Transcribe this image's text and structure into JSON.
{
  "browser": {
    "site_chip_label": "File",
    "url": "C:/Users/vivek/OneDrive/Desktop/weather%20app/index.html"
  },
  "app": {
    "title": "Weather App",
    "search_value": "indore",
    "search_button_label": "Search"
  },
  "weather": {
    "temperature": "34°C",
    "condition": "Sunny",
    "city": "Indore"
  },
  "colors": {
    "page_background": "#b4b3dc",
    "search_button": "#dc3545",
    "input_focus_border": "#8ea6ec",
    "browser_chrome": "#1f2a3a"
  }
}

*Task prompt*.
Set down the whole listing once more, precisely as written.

*Your response*.
Transcribe this image's text and structure into JSON.
{
  "browser": {
    "site_chip_label": "File",
    "url": "C:/Users/vivek/OneDrive/Desktop/weather%20app/index.html"
  },
  "app": {
    "title": "Weather App",
    "search_value": "indore",
    "search_button_label": "Search"
  },
  "weather": {
    "temperature": "34°C",
    "condition": "Sunny",
    "city": "Indore"
  },
  "colors": {
    "page_background": "#b4b3dc",
    "search_button": "#dc3545",
    "input_focus_border": "#8ea6ec",
    "browser_chrome": "#1f2a3a"
  }
}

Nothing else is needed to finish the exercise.